■ **BRIEF**:
Please set down each record exactly as it appears, but leave out any pictures.

── RECORD SET

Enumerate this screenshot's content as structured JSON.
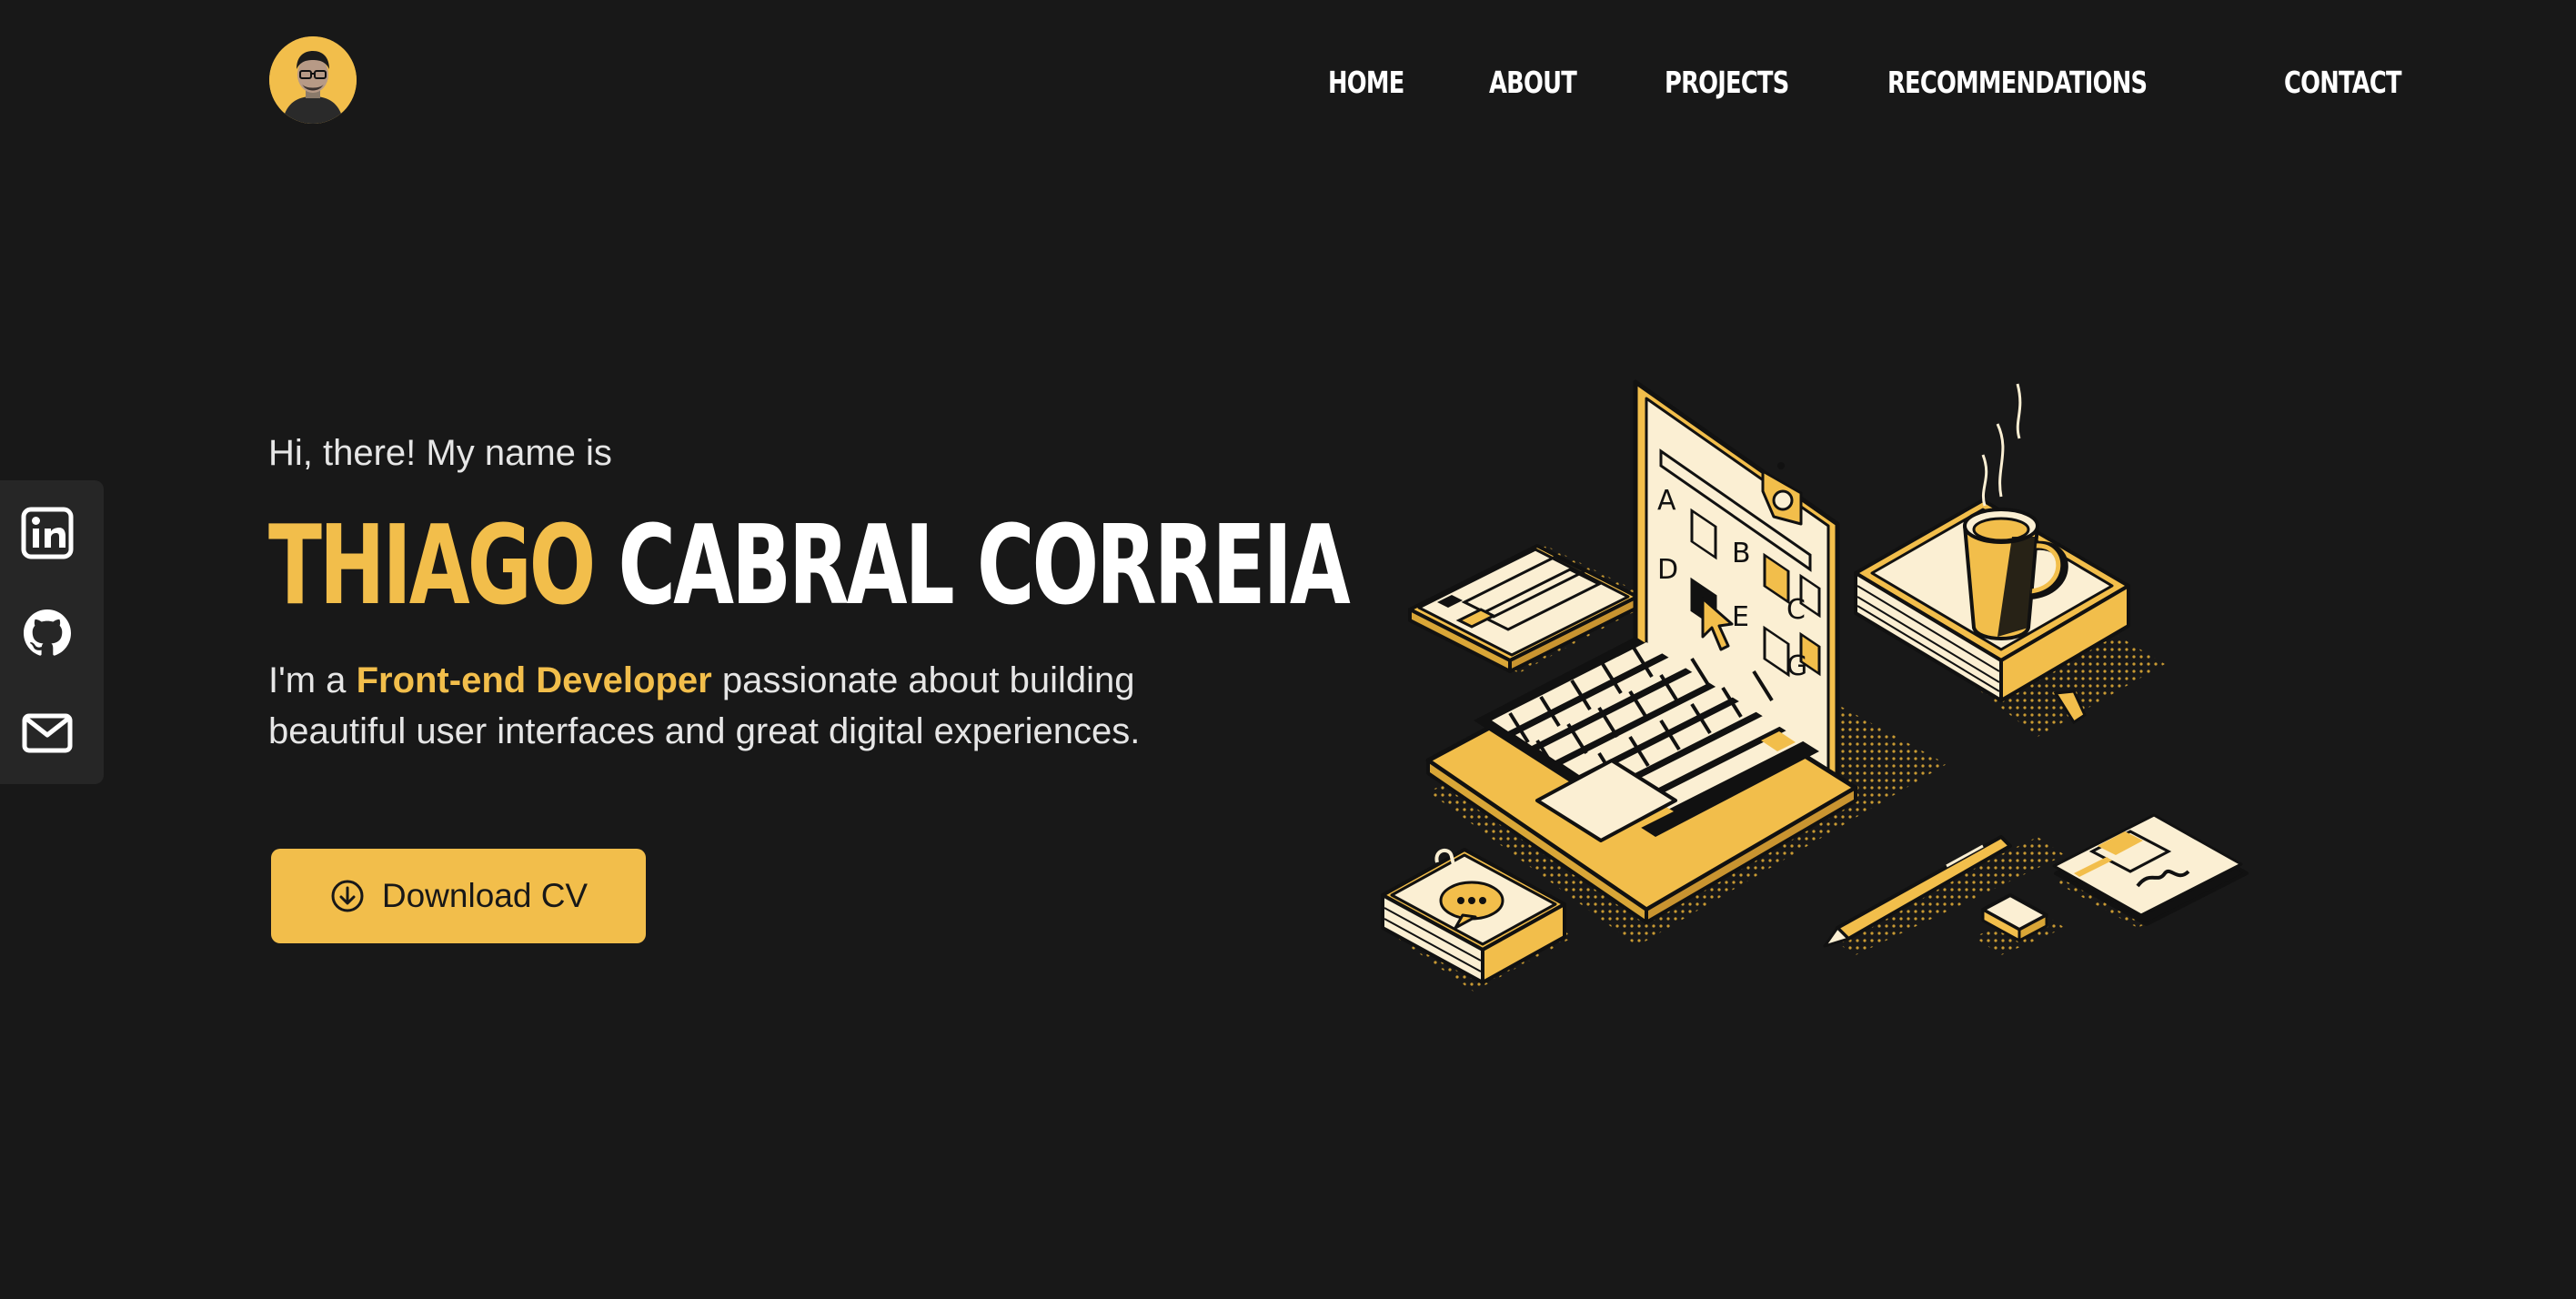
{
  "header": {
    "avatar_icon": "profile-photo",
    "nav": [
      {
        "label": "HOME"
      },
      {
        "label": "ABOUT"
      },
      {
        "label": "PROJECTS"
      },
      {
        "label": "RECOMMENDATIONS"
      },
      {
        "label": "CONTACT"
      }
    ]
  },
  "social": [
    {
      "icon": "linkedin-icon"
    },
    {
      "icon": "github-icon"
    },
    {
      "icon": "mail-icon"
    }
  ],
  "hero": {
    "greeting": "Hi, there! My name is",
    "name_first": "THIAGO",
    "name_rest": "CABRAL CORREIA",
    "tagline_prefix": "I'm a",
    "tagline_highlight": "Front-end Developer",
    "tagline_suffix": "passionate about building beautiful user interfaces and great digital experiences.",
    "download_label": "Download CV"
  },
  "illustration": {
    "screen_letters": [
      "A",
      "B",
      "C",
      "D",
      "E",
      "G"
    ]
  },
  "colors": {
    "accent": "#F2BE4B",
    "background": "#181818",
    "panel": "#262626",
    "text": "#FFFFFF",
    "cream": "#FBEFD3"
  }
}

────

■ **ANSWER SECTION**:
Enumerate this screenshot's content as structured JSON.
{
  "header": {
    "avatar_icon": "profile-photo",
    "nav": [
      {
        "label": "HOME"
      },
      {
        "label": "ABOUT"
      },
      {
        "label": "PROJECTS"
      },
      {
        "label": "RECOMMENDATIONS"
      },
      {
        "label": "CONTACT"
      }
    ]
  },
  "social": [
    {
      "icon": "linkedin-icon"
    },
    {
      "icon": "github-icon"
    },
    {
      "icon": "mail-icon"
    }
  ],
  "hero": {
    "greeting": "Hi, there! My name is",
    "name_first": "THIAGO",
    "name_rest": "CABRAL CORREIA",
    "tagline_prefix": "I'm a",
    "tagline_highlight": "Front-end Developer",
    "tagline_suffix": "passionate about building beautiful user interfaces and great digital experiences.",
    "download_label": "Download CV"
  },
  "illustration": {
    "screen_letters": [
      "A",
      "B",
      "C",
      "D",
      "E",
      "G"
    ]
  },
  "colors": {
    "accent": "#F2BE4B",
    "background": "#181818",
    "panel": "#262626",
    "text": "#FFFFFF",
    "cream": "#FBEFD3"
  }
}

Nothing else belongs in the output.